[What the task requires] Where the word "中等任务单会话耗时" appears in a line below, copy the whole line.

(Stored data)
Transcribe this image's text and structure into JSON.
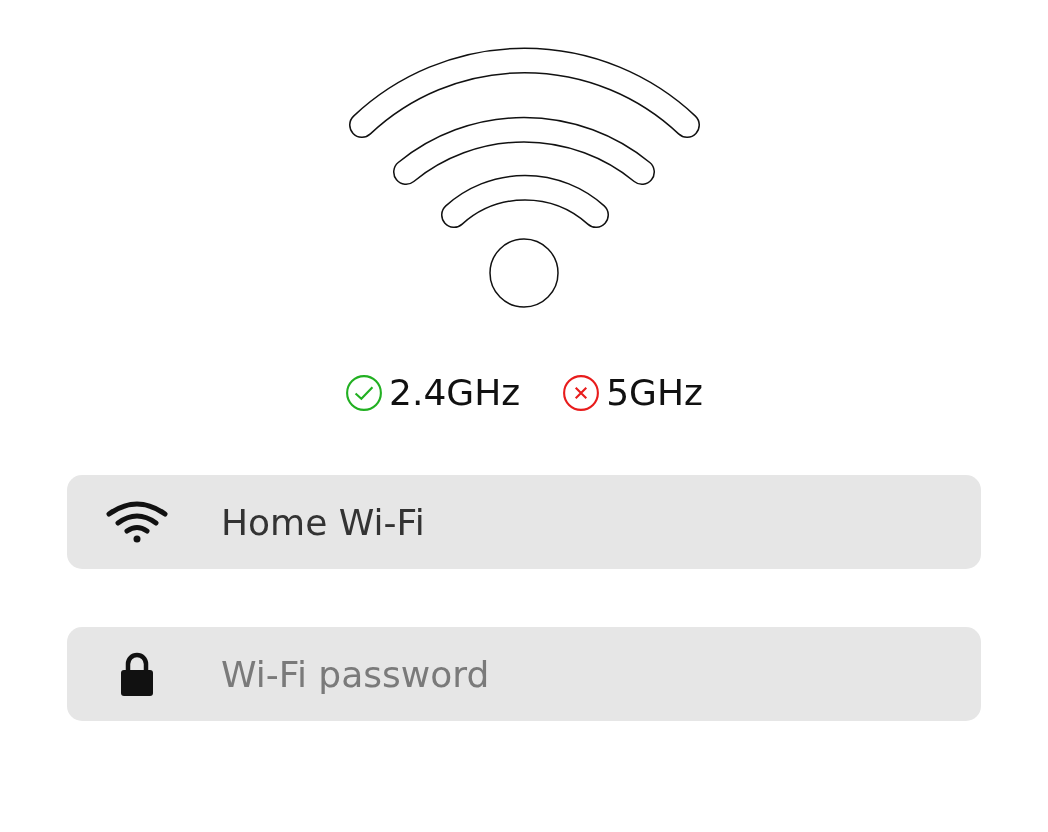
{
  "bands": [
    {
      "label": "2.4GHz",
      "available": true
    },
    {
      "label": "5GHz",
      "available": false
    }
  ],
  "fields": [
    {
      "kind": "network",
      "value": "Home Wi-Fi"
    },
    {
      "kind": "password",
      "placeholder": "Wi-Fi password"
    }
  ]
}
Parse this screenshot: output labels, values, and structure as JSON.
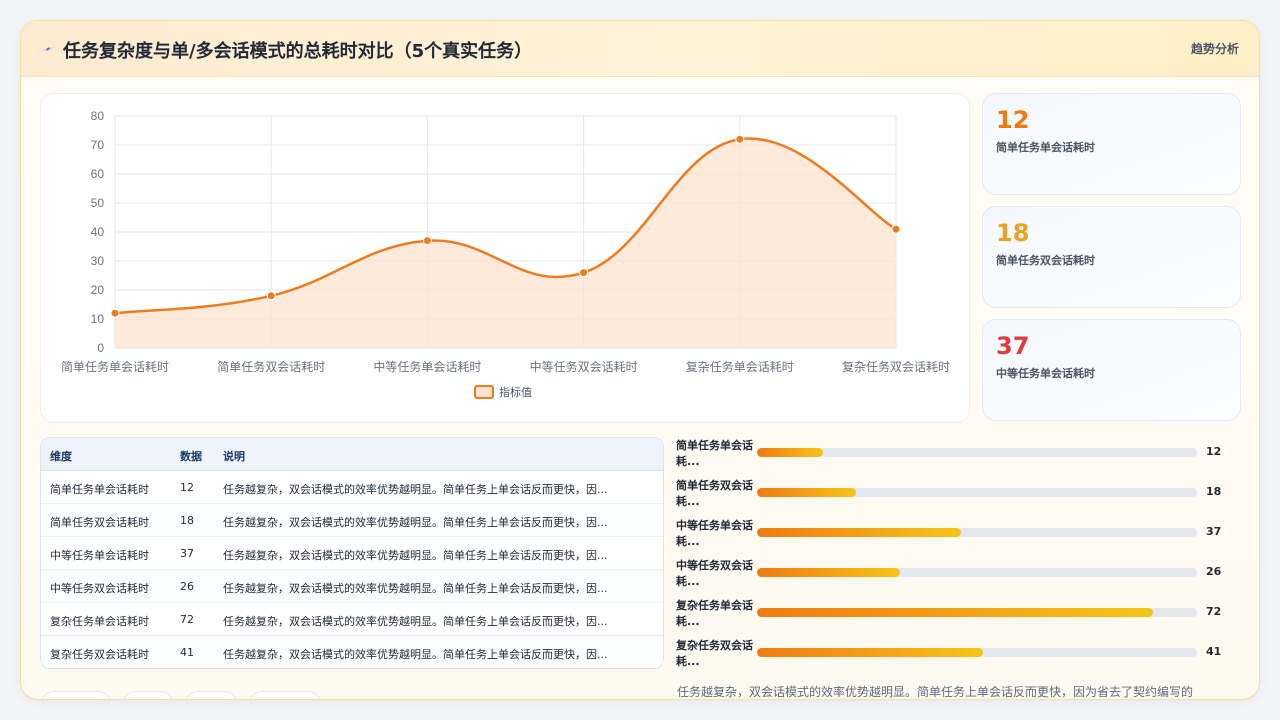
{
  "header": {
    "title": "任务复杂度与单/多会话模式的总耗时对比（5个真实任务）",
    "trend_label": "趋势分析",
    "icon": "lightning-icon"
  },
  "chart_data": {
    "type": "area",
    "categories": [
      "简单任务单会话耗时",
      "简单任务双会话耗时",
      "中等任务单会话耗时",
      "中等任务双会话耗时",
      "复杂任务单会话耗时",
      "复杂任务双会话耗时"
    ],
    "series": [
      {
        "name": "指标值",
        "values": [
          12,
          18,
          37,
          26,
          72,
          41
        ]
      }
    ],
    "ylim": [
      0,
      80
    ],
    "yticks": [
      "0",
      "10",
      "20",
      "30",
      "40",
      "50",
      "60",
      "70",
      "80"
    ],
    "grid": true,
    "legend": "bottom",
    "colors": {
      "line": "#f07a1e",
      "fill": "#fde3cf"
    }
  },
  "stats": [
    {
      "value": "12",
      "label": "简单任务单会话耗时",
      "color": "#ef7a10"
    },
    {
      "value": "18",
      "label": "简单任务双会话耗时",
      "color": "#f0a020"
    },
    {
      "value": "37",
      "label": "中等任务单会话耗时",
      "color": "#e03b3b"
    }
  ],
  "table": {
    "headers": [
      "维度",
      "数据",
      "说明"
    ],
    "rows": [
      [
        "简单任务单会话耗时",
        "12",
        "任务越复杂，双会话模式的效率优势越明显。简单任务上单会话反而更快，因..."
      ],
      [
        "简单任务双会话耗时",
        "18",
        "任务越复杂，双会话模式的效率优势越明显。简单任务上单会话反而更快，因..."
      ],
      [
        "中等任务单会话耗时",
        "37",
        "任务越复杂，双会话模式的效率优势越明显。简单任务上单会话反而更快，因..."
      ],
      [
        "中等任务双会话耗时",
        "26",
        "任务越复杂，双会话模式的效率优势越明显。简单任务上单会话反而更快，因..."
      ],
      [
        "复杂任务单会话耗时",
        "72",
        "任务越复杂，双会话模式的效率优势越明显。简单任务上单会话反而更快，因..."
      ],
      [
        "复杂任务双会话耗时",
        "41",
        "任务越复杂，双会话模式的效率优势越明显。简单任务上单会话反而更快，因..."
      ]
    ]
  },
  "bars": {
    "max": 80,
    "items": [
      {
        "label": "简单任务单会话耗...",
        "value": 12
      },
      {
        "label": "简单任务双会话耗...",
        "value": 18
      },
      {
        "label": "中等任务单会话耗...",
        "value": 37
      },
      {
        "label": "中等任务双会话耗...",
        "value": 26
      },
      {
        "label": "复杂任务单会话耗...",
        "value": 72
      },
      {
        "label": "复杂任务双会话耗...",
        "value": 41
      }
    ]
  },
  "note": "任务越复杂，双会话模式的效率优势越明显。简单任务上单会话反而更快，因为省去了契约编写的"
}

[Written reply]
      "中等任务单会话耗时",
      "label": "中等任务单会话耗时",
        "中等任务单会话耗时",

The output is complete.